BRIEF:
The listing below is to be reproduced in full, character for character.

RECORDS:

──────────────────────────────

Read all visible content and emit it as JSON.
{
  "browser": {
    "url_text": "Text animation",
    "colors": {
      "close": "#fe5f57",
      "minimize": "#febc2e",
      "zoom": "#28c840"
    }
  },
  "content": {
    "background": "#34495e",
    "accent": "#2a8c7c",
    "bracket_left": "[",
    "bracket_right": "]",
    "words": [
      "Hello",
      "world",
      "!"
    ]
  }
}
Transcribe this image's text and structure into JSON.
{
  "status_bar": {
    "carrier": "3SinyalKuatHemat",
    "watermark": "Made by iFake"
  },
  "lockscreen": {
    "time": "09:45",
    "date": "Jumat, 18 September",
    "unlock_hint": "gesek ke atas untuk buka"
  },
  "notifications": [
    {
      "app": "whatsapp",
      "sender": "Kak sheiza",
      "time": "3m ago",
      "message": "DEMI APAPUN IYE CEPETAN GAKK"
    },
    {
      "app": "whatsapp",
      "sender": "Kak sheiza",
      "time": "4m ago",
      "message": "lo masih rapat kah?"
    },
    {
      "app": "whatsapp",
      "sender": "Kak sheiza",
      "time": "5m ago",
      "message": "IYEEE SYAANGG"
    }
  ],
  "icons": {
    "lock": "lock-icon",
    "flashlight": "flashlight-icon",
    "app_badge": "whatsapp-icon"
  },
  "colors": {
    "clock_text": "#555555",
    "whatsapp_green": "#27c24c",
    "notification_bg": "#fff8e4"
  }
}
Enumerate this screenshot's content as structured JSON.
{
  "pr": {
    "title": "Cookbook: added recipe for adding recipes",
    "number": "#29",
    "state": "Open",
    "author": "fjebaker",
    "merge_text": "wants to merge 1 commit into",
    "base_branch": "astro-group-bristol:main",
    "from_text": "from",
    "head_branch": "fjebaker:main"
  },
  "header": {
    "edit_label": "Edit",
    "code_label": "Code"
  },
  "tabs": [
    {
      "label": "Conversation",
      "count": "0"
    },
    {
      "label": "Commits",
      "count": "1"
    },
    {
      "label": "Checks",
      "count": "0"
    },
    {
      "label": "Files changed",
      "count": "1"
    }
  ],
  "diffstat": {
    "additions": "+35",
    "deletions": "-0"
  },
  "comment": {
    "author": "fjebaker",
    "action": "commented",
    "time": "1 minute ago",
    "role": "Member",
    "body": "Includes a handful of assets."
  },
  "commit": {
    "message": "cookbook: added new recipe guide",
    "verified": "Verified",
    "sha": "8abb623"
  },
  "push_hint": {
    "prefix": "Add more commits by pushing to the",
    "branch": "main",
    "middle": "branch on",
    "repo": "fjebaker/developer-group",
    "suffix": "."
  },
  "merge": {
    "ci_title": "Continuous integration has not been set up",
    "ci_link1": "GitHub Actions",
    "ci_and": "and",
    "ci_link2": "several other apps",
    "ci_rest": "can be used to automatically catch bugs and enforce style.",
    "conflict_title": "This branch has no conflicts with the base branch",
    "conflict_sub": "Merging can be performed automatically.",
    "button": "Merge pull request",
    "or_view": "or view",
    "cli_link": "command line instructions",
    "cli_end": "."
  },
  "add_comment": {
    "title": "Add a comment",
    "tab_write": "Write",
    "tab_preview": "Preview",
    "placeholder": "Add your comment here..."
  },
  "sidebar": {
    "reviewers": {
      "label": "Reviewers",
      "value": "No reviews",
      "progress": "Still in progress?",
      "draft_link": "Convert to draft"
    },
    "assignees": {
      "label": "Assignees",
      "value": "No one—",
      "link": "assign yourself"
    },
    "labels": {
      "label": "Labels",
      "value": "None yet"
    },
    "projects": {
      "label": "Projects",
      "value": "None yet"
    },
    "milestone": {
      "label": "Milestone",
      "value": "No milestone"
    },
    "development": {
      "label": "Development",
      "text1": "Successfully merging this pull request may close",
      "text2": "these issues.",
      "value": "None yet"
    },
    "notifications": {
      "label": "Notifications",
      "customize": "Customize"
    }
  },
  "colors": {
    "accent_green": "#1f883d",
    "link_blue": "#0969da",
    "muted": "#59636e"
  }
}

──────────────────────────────

YOUR SOLUTION:
Read all visible content and emit it as JSON.
{
  "browser": {
    "url_text": "Text animation",
    "colors": {
      "close": "#fe5f57",
      "minimize": "#febc2e",
      "zoom": "#28c840"
    }
  },
  "content": {
    "background": "#34495e",
    "accent": "#2a8c7c",
    "bracket_left": "[",
    "bracket_right": "]",
    "words": [
      "Hello",
      "world",
      "!"
    ]
  }
}
Transcribe this image's text and structure into JSON.
{
  "status_bar": {
    "carrier": "3SinyalKuatHemat",
    "watermark": "Made by iFake"
  },
  "lockscreen": {
    "time": "09:45",
    "date": "Jumat, 18 September",
    "unlock_hint": "gesek ke atas untuk buka"
  },
  "notifications": [
    {
      "app": "whatsapp",
      "sender": "Kak sheiza",
      "time": "3m ago",
      "message": "DEMI APAPUN IYE CEPETAN GAKK"
    },
    {
      "app": "whatsapp",
      "sender": "Kak sheiza",
      "time": "4m ago",
      "message": "lo masih rapat kah?"
    },
    {
      "app": "whatsapp",
      "sender": "Kak sheiza",
      "time": "5m ago",
      "message": "IYEEE SYAANGG"
    }
  ],
  "icons": {
    "lock": "lock-icon",
    "flashlight": "flashlight-icon",
    "app_badge": "whatsapp-icon"
  },
  "colors": {
    "clock_text": "#555555",
    "whatsapp_green": "#27c24c",
    "notification_bg": "#fff8e4"
  }
}
Enumerate this screenshot's content as structured JSON.
{
  "pr": {
    "title": "Cookbook: added recipe for adding recipes",
    "number": "#29",
    "state": "Open",
    "author": "fjebaker",
    "merge_text": "wants to merge 1 commit into",
    "base_branch": "astro-group-bristol:main",
    "from_text": "from",
    "head_branch": "fjebaker:main"
  },
  "header": {
    "edit_label": "Edit",
    "code_label": "Code"
  },
  "tabs": [
    {
      "label": "Conversation",
      "count": "0"
    },
    {
      "label": "Commits",
      "count": "1"
    },
    {
      "label": "Checks",
      "count": "0"
    },
    {
      "label": "Files changed",
      "count": "1"
    }
  ],
  "diffstat": {
    "additions": "+35",
    "deletions": "-0"
  },
  "comment": {
    "author": "fjebaker",
    "action": "commented",
    "time": "1 minute ago",
    "role": "Member",
    "body": "Includes a handful of assets."
  },
  "commit": {
    "message": "cookbook: added new recipe guide",
    "verified": "Verified",
    "sha": "8abb623"
  },
  "push_hint": {
    "prefix": "Add more commits by pushing to the",
    "branch": "main",
    "middle": "branch on",
    "repo": "fjebaker/developer-group",
    "suffix": "."
  },
  "merge": {
    "ci_title": "Continuous integration has not been set up",
    "ci_link1": "GitHub Actions",
    "ci_and": "and",
    "ci_link2": "several other apps",
    "ci_rest": "can be used to automatically catch bugs and enforce style.",
    "conflict_title": "This branch has no conflicts with the base branch",
    "conflict_sub": "Merging can be performed automatically.",
    "button": "Merge pull request",
    "or_view": "or view",
    "cli_link": "command line instructions",
    "cli_end": "."
  },
  "add_comment": {
    "title": "Add a comment",
    "tab_write": "Write",
    "tab_preview": "Preview",
    "placeholder": "Add your comment here..."
  },
  "sidebar": {
    "reviewers": {
      "label": "Reviewers",
      "value": "No reviews",
      "progress": "Still in progress?",
      "draft_link": "Convert to draft"
    },
    "assignees": {
      "label": "Assignees",
      "value": "No one—",
      "link": "assign yourself"
    },
    "labels": {
      "label": "Labels",
      "value": "None yet"
    },
    "projects": {
      "label": "Projects",
      "value": "None yet"
    },
    "milestone": {
      "label": "Milestone",
      "value": "No milestone"
    },
    "development": {
      "label": "Development",
      "text1": "Successfully merging this pull request may close",
      "text2": "these issues.",
      "value": "None yet"
    },
    "notifications": {
      "label": "Notifications",
      "customize": "Customize"
    }
  },
  "colors": {
    "accent_green": "#1f883d",
    "link_blue": "#0969da",
    "muted": "#59636e"
  }
}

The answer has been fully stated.